I asked my seven-year-old how it looked, when she was staring at a pencil pine.
"Confused", she said.
"Untidy? Like it needed its hair brushed?"
I think her metaphor was the best.
I often find myself explaining to the kids the meaning of an English expression (eg "put a sock in it" which has no literal meaning). We do it all the time, using common expressions as shorthand to convey meaning. But they are not literal, not obvious, and have to be learnt. In this way, as we get older we become more adept at communicating, via such coded phrases.
The standard codebook of expressions (with regional variations) is very useful. But this is at the expense of imaginative thought, and imaginative expression. My daughter's description needed verification to ensure understanding. But at least it wasn't cliche, which is what most of the codebook becomes.

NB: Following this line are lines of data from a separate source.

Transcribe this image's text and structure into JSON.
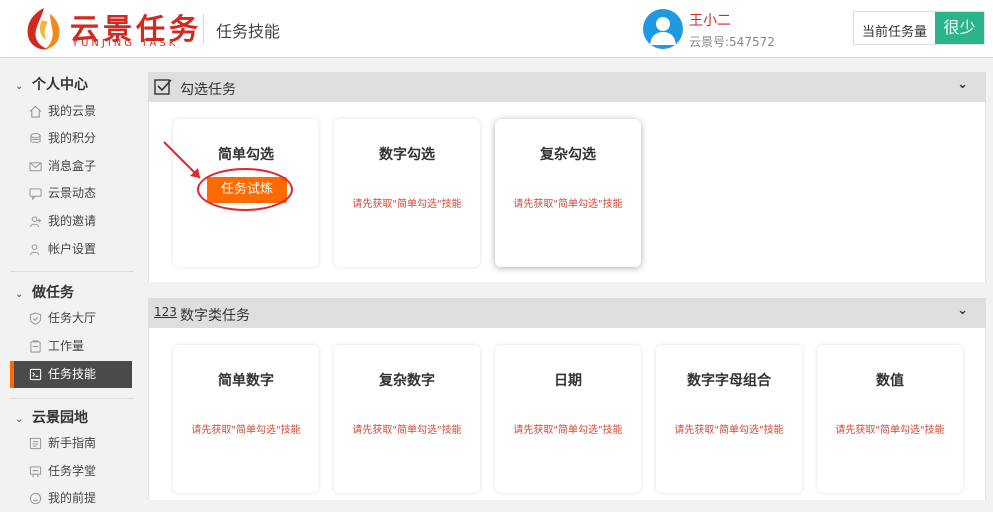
{
  "header": {
    "logo_text": "云景任务",
    "logo_sub": "YUNJING TASK",
    "page_title": "任务技能",
    "user_name": "王小二",
    "user_id": "云景号:547572",
    "task_label": "当前任务量",
    "task_value": "很少"
  },
  "sidebar": {
    "groups": [
      {
        "title": "个人中心",
        "items": [
          {
            "label": "我的云景",
            "icon": "home-icon"
          },
          {
            "label": "我的积分",
            "icon": "coins-icon"
          },
          {
            "label": "消息盒子",
            "icon": "mail-icon"
          },
          {
            "label": "云景动态",
            "icon": "chat-icon"
          },
          {
            "label": "我的邀请",
            "icon": "user-add-icon"
          },
          {
            "label": "帐户设置",
            "icon": "user-settings-icon"
          }
        ]
      },
      {
        "title": "做任务",
        "items": [
          {
            "label": "任务大厅",
            "icon": "shield-check-icon"
          },
          {
            "label": "工作量",
            "icon": "clipboard-icon"
          },
          {
            "label": "任务技能",
            "icon": "skill-icon",
            "active": true
          }
        ]
      },
      {
        "title": "云景园地",
        "items": [
          {
            "label": "新手指南",
            "icon": "guide-icon"
          },
          {
            "label": "任务学堂",
            "icon": "school-icon"
          },
          {
            "label": "我的前提",
            "icon": "smile-icon"
          }
        ]
      }
    ]
  },
  "sections": [
    {
      "title": "勾选任务",
      "icon": "checkbox-icon",
      "cards": [
        {
          "title": "简单勾选",
          "button": "任务试炼"
        },
        {
          "title": "数字勾选",
          "note": "请先获取\"简单勾选\"技能"
        },
        {
          "title": "复杂勾选",
          "note": "请先获取\"简单勾选\"技能"
        }
      ]
    },
    {
      "title": "数字类任务",
      "icon_text": "123",
      "cards": [
        {
          "title": "简单数字",
          "note": "请先获取\"简单勾选\"技能"
        },
        {
          "title": "复杂数字",
          "note": "请先获取\"简单勾选\"技能"
        },
        {
          "title": "日期",
          "note": "请先获取\"简单勾选\"技能"
        },
        {
          "title": "数字字母组合",
          "note": "请先获取\"简单勾选\"技能"
        },
        {
          "title": "数值",
          "note": "请先获取\"简单勾选\"技能"
        }
      ]
    }
  ],
  "colors": {
    "brand_red": "#d32a1f",
    "accent_orange": "#ff6a00",
    "status_green": "#2bb48a",
    "note_red": "#d0493a",
    "annotation_red": "#e2262a"
  }
}
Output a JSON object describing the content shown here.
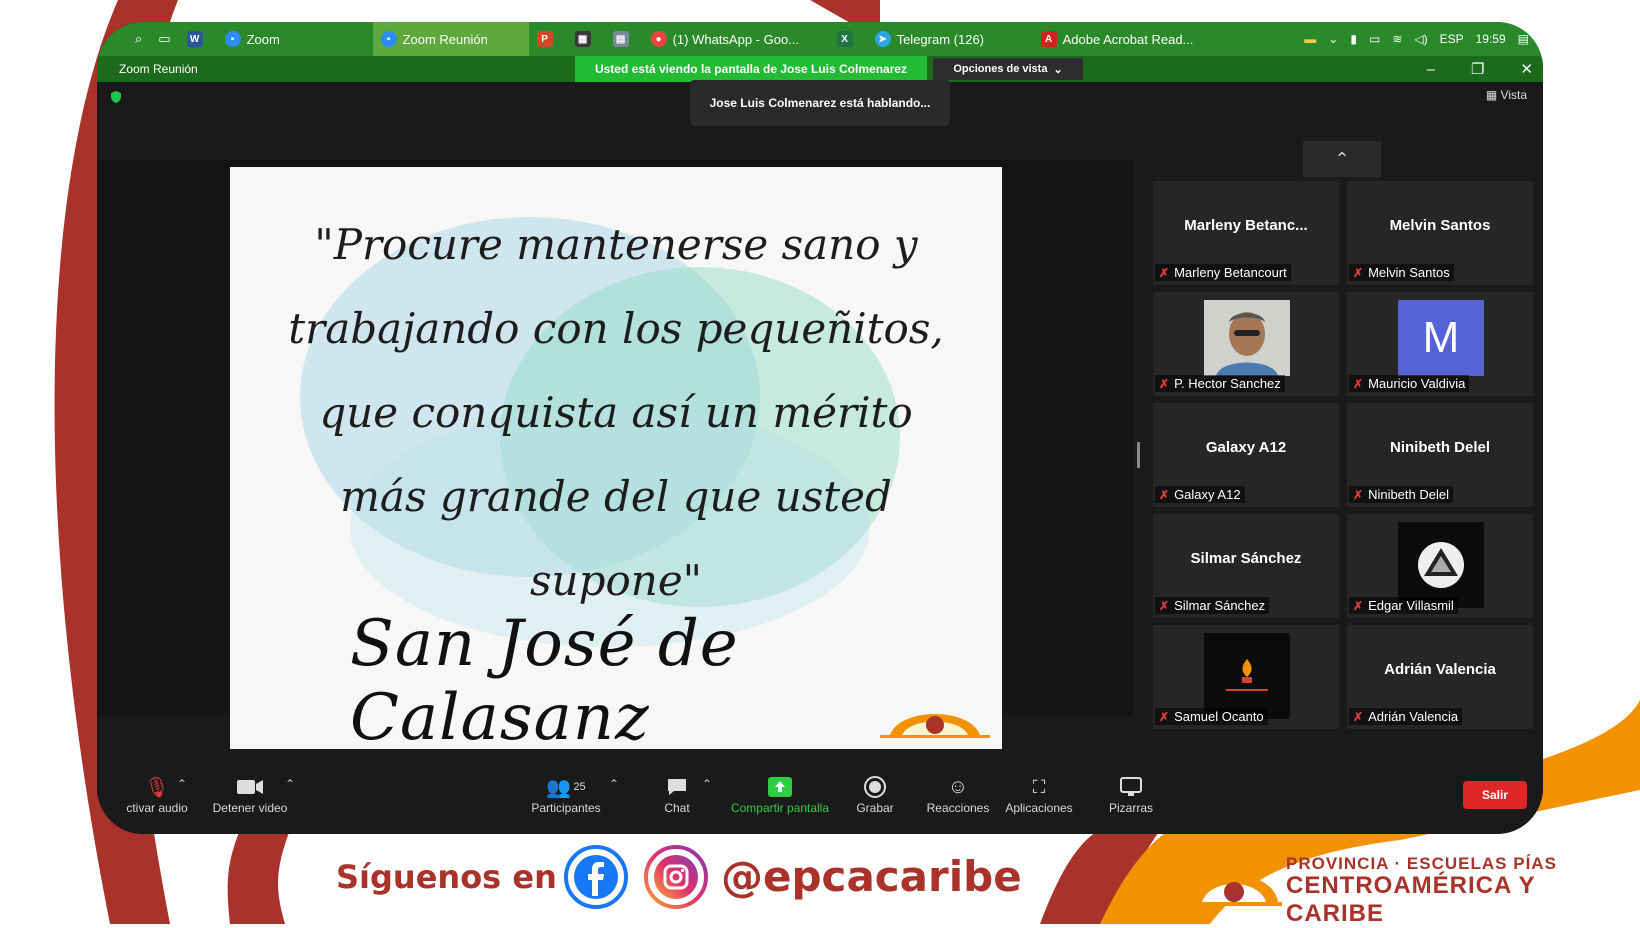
{
  "taskbar": {
    "items": [
      {
        "label": "Zoom",
        "icon": "zoom-icon"
      },
      {
        "label": "Zoom Reunión",
        "icon": "zoom-icon"
      },
      {
        "label": "(1) WhatsApp - Goo...",
        "icon": "chrome-icon"
      },
      {
        "label": "Telegram (126)",
        "icon": "telegram-icon"
      },
      {
        "label": "Adobe Acrobat Read...",
        "icon": "acrobat-icon"
      }
    ],
    "lang": "ESP",
    "time": "19:59"
  },
  "window": {
    "title": "Zoom Reunión",
    "viewing_banner": "Usted está viendo la pantalla de Jose Luis Colmenarez",
    "view_options": "Opciones de vista",
    "speaking": "Jose Luis Colmenarez está hablando...",
    "vista_label": "Vista"
  },
  "slide": {
    "quote_lines": [
      "\"Procure mantenerse sano y",
      "trabajando con los pequeñitos,",
      "que conquista así un mérito",
      "más grande del que usted",
      "supone\""
    ],
    "signature": "San José de Calasanz"
  },
  "gallery": {
    "tiles": [
      {
        "display_name": "Marleny  Betanc...",
        "label": "Marleny Betancourt"
      },
      {
        "display_name": "Melvin Santos",
        "label": "Melvin Santos"
      },
      {
        "display_name": "",
        "label": "P. Hector Sanchez",
        "avatar": "photo"
      },
      {
        "display_name": "",
        "label": "Mauricio Valdivia",
        "avatar": "M"
      },
      {
        "display_name": "Galaxy A12",
        "label": "Galaxy A12"
      },
      {
        "display_name": "Ninibeth Delel",
        "label": "Ninibeth Delel"
      },
      {
        "display_name": "Silmar Sánchez",
        "label": "Silmar Sánchez"
      },
      {
        "display_name": "",
        "label": "Edgar Villasmil",
        "avatar": "logo"
      },
      {
        "display_name": "",
        "label": "Samuel Ocanto",
        "avatar": "dark"
      },
      {
        "display_name": "Adrián Valencia",
        "label": "Adrián Valencia"
      }
    ]
  },
  "toolbar": {
    "audio_label": "ctivar audio",
    "video_label": "Detener video",
    "participants_label": "Participantes",
    "participants_count": "25",
    "chat_label": "Chat",
    "share_label": "Compartir pantalla",
    "record_label": "Grabar",
    "reactions_label": "Reacciones",
    "apps_label": "Aplicaciones",
    "whiteboards_label": "Pizarras",
    "leave_label": "Salir"
  },
  "footer": {
    "follow_text": "Síguenos en",
    "handle": "@epcacaribe",
    "province_line1": "PROVINCIA · ESCUELAS PÍAS",
    "province_line2": "CENTROAMÉRICA Y CARIBE"
  },
  "colors": {
    "brand_red": "#a9322a",
    "brand_orange": "#f39200",
    "zoom_green": "#22bb33",
    "leave_red": "#e02727"
  }
}
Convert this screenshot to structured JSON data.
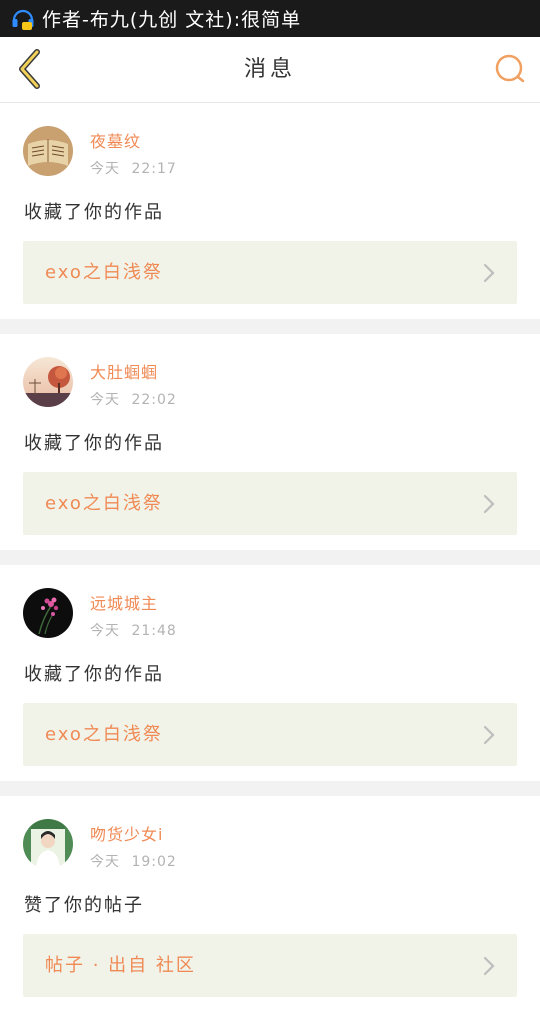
{
  "status_bar": {
    "notification_text": "作者-布九(九创 文社):很简单",
    "icon": "headset-notification-icon"
  },
  "header": {
    "title": "消息",
    "back_icon": "chevron-left-icon",
    "search_icon": "search-icon",
    "accent_color": "#f0a060"
  },
  "notifications": [
    {
      "username": "夜墓纹",
      "time": "今天 22:17",
      "action": "收藏了你的作品",
      "work": "exo之白浅祭",
      "avatar": "open-book-avatar"
    },
    {
      "username": "大肚蝈蝈",
      "time": "今天 22:02",
      "action": "收藏了你的作品",
      "work": "exo之白浅祭",
      "avatar": "sunset-scene-avatar"
    },
    {
      "username": "远城城主",
      "time": "今天 21:48",
      "action": "收藏了你的作品",
      "work": "exo之白浅祭",
      "avatar": "pink-flower-avatar"
    },
    {
      "username": "吻货少女i",
      "time": "今天 19:02",
      "action": "赞了你的帖子",
      "work": "帖子 · 出自 社区",
      "avatar": "person-portrait-avatar"
    }
  ],
  "colors": {
    "username": "#f08a55",
    "timestamp": "#b3b3b3",
    "link_background": "#f1f3e9",
    "separator": "#f2f2f2"
  }
}
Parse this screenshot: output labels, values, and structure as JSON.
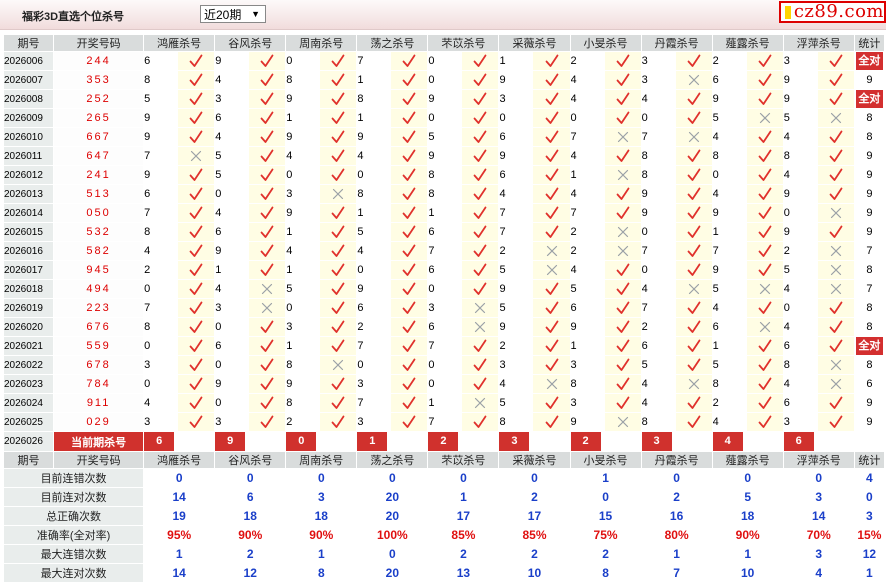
{
  "header": {
    "title": "福彩3D直选个位杀号",
    "period_select": "近20期",
    "logo": "cz89.com"
  },
  "columns": {
    "period": "期号",
    "draw": "开奖号码",
    "experts": [
      "鸿雁杀号",
      "谷风杀号",
      "周南杀号",
      "荡之杀号",
      "芣苡杀号",
      "采薇杀号",
      "小旻杀号",
      "丹霞杀号",
      "薤露杀号",
      "浮萍杀号"
    ],
    "stat": "统计"
  },
  "rows": [
    {
      "period": "2026006",
      "draw": "244",
      "vals": [
        6,
        9,
        0,
        7,
        0,
        1,
        2,
        3,
        2,
        3
      ],
      "ok": [
        1,
        1,
        1,
        1,
        1,
        1,
        1,
        1,
        1,
        1
      ],
      "stat": "全对"
    },
    {
      "period": "2026007",
      "draw": "353",
      "vals": [
        8,
        4,
        8,
        1,
        0,
        9,
        4,
        3,
        6,
        9
      ],
      "ok": [
        1,
        1,
        1,
        1,
        1,
        1,
        1,
        0,
        1,
        1
      ],
      "stat": "9"
    },
    {
      "period": "2026008",
      "draw": "252",
      "vals": [
        5,
        3,
        9,
        8,
        9,
        3,
        4,
        4,
        9,
        9
      ],
      "ok": [
        1,
        1,
        1,
        1,
        1,
        1,
        1,
        1,
        1,
        1
      ],
      "stat": "全对"
    },
    {
      "period": "2026009",
      "draw": "265",
      "vals": [
        9,
        6,
        1,
        1,
        0,
        0,
        0,
        0,
        5,
        5
      ],
      "ok": [
        1,
        1,
        1,
        1,
        1,
        1,
        1,
        1,
        0,
        0
      ],
      "stat": "8"
    },
    {
      "period": "2026010",
      "draw": "667",
      "vals": [
        9,
        4,
        9,
        9,
        5,
        6,
        7,
        7,
        4,
        4
      ],
      "ok": [
        1,
        1,
        1,
        1,
        1,
        1,
        0,
        0,
        1,
        1
      ],
      "stat": "8"
    },
    {
      "period": "2026011",
      "draw": "647",
      "vals": [
        7,
        5,
        4,
        4,
        9,
        9,
        4,
        8,
        8,
        8
      ],
      "ok": [
        0,
        1,
        1,
        1,
        1,
        1,
        1,
        1,
        1,
        1
      ],
      "stat": "9"
    },
    {
      "period": "2026012",
      "draw": "241",
      "vals": [
        9,
        5,
        0,
        0,
        8,
        6,
        1,
        8,
        0,
        4
      ],
      "ok": [
        1,
        1,
        1,
        1,
        1,
        1,
        0,
        1,
        1,
        1
      ],
      "stat": "9"
    },
    {
      "period": "2026013",
      "draw": "513",
      "vals": [
        6,
        0,
        3,
        8,
        8,
        4,
        4,
        9,
        4,
        9
      ],
      "ok": [
        1,
        1,
        0,
        1,
        1,
        1,
        1,
        1,
        1,
        1
      ],
      "stat": "9"
    },
    {
      "period": "2026014",
      "draw": "050",
      "vals": [
        7,
        4,
        9,
        1,
        1,
        7,
        7,
        9,
        9,
        0
      ],
      "ok": [
        1,
        1,
        1,
        1,
        1,
        1,
        1,
        1,
        1,
        0
      ],
      "stat": "9"
    },
    {
      "period": "2026015",
      "draw": "532",
      "vals": [
        8,
        6,
        1,
        5,
        6,
        7,
        2,
        0,
        1,
        9
      ],
      "ok": [
        1,
        1,
        1,
        1,
        1,
        1,
        0,
        1,
        1,
        1
      ],
      "stat": "9"
    },
    {
      "period": "2026016",
      "draw": "582",
      "vals": [
        4,
        9,
        4,
        4,
        7,
        2,
        2,
        7,
        7,
        2
      ],
      "ok": [
        1,
        1,
        1,
        1,
        1,
        0,
        0,
        1,
        1,
        0
      ],
      "stat": "7"
    },
    {
      "period": "2026017",
      "draw": "945",
      "vals": [
        2,
        1,
        1,
        0,
        6,
        5,
        4,
        0,
        9,
        5
      ],
      "ok": [
        1,
        1,
        1,
        1,
        1,
        0,
        1,
        1,
        1,
        0
      ],
      "stat": "8"
    },
    {
      "period": "2026018",
      "draw": "494",
      "vals": [
        0,
        4,
        5,
        9,
        0,
        9,
        5,
        4,
        5,
        4
      ],
      "ok": [
        1,
        0,
        1,
        1,
        1,
        1,
        1,
        0,
        0,
        0
      ],
      "stat": "7"
    },
    {
      "period": "2026019",
      "draw": "223",
      "vals": [
        7,
        3,
        0,
        6,
        3,
        5,
        6,
        7,
        4,
        0
      ],
      "ok": [
        1,
        0,
        1,
        1,
        0,
        1,
        1,
        1,
        1,
        1
      ],
      "stat": "8"
    },
    {
      "period": "2026020",
      "draw": "676",
      "vals": [
        8,
        0,
        3,
        2,
        6,
        9,
        9,
        2,
        6,
        4
      ],
      "ok": [
        1,
        1,
        1,
        1,
        0,
        1,
        1,
        1,
        0,
        1
      ],
      "stat": "8"
    },
    {
      "period": "2026021",
      "draw": "559",
      "vals": [
        0,
        6,
        1,
        7,
        7,
        2,
        1,
        6,
        1,
        6
      ],
      "ok": [
        1,
        1,
        1,
        1,
        1,
        1,
        1,
        1,
        1,
        1
      ],
      "stat": "全对"
    },
    {
      "period": "2026022",
      "draw": "678",
      "vals": [
        3,
        0,
        8,
        0,
        0,
        3,
        3,
        5,
        5,
        8
      ],
      "ok": [
        1,
        1,
        0,
        1,
        1,
        1,
        1,
        1,
        1,
        0
      ],
      "stat": "8"
    },
    {
      "period": "2026023",
      "draw": "784",
      "vals": [
        0,
        9,
        9,
        3,
        0,
        4,
        8,
        4,
        8,
        4
      ],
      "ok": [
        1,
        1,
        1,
        1,
        1,
        0,
        1,
        0,
        1,
        0
      ],
      "stat": "6"
    },
    {
      "period": "2026024",
      "draw": "911",
      "vals": [
        4,
        0,
        8,
        7,
        1,
        5,
        3,
        4,
        2,
        6
      ],
      "ok": [
        1,
        1,
        1,
        1,
        0,
        1,
        1,
        1,
        1,
        1
      ],
      "stat": "9"
    },
    {
      "period": "2026025",
      "draw": "029",
      "vals": [
        3,
        3,
        2,
        3,
        7,
        8,
        9,
        8,
        4,
        3
      ],
      "ok": [
        1,
        1,
        1,
        1,
        1,
        1,
        0,
        1,
        1,
        1
      ],
      "stat": "9"
    }
  ],
  "current": {
    "period": "2026026",
    "label": "当前期杀号",
    "vals": [
      "6",
      "9",
      "0",
      "1",
      "2",
      "3",
      "2",
      "3",
      "4",
      "6"
    ]
  },
  "stats": [
    {
      "label": "目前连错次数",
      "vals": [
        "0",
        "0",
        "0",
        "0",
        "0",
        "0",
        "1",
        "0",
        "0",
        "0"
      ],
      "stat": "4"
    },
    {
      "label": "目前连对次数",
      "vals": [
        "14",
        "6",
        "3",
        "20",
        "1",
        "2",
        "0",
        "2",
        "5",
        "3"
      ],
      "stat": "0"
    },
    {
      "label": "总正确次数",
      "vals": [
        "19",
        "18",
        "18",
        "20",
        "17",
        "17",
        "15",
        "16",
        "18",
        "14"
      ],
      "stat": "3"
    },
    {
      "label": "准确率(全对率)",
      "vals": [
        "95%",
        "90%",
        "90%",
        "100%",
        "85%",
        "85%",
        "75%",
        "80%",
        "90%",
        "70%"
      ],
      "stat": "15%"
    },
    {
      "label": "最大连错次数",
      "vals": [
        "1",
        "2",
        "1",
        "0",
        "2",
        "2",
        "2",
        "1",
        "1",
        "3"
      ],
      "stat": "12"
    },
    {
      "label": "最大连对次数",
      "vals": [
        "14",
        "12",
        "8",
        "20",
        "13",
        "10",
        "8",
        "7",
        "10",
        "4"
      ],
      "stat": "1"
    }
  ],
  "colors": {
    "check": "#e0312c",
    "cross": "#9aa0a6",
    "accent": "#d0312d",
    "blue": "#1a3fc9"
  }
}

Perhaps this is an inevitable part of the processes of maturing. We learn to communicate more clearly with the aid of a common lexicon, but this is at the expense of imagination, in thought and in expression. And we end up talking in cliches, perhaps also thinking in cliches.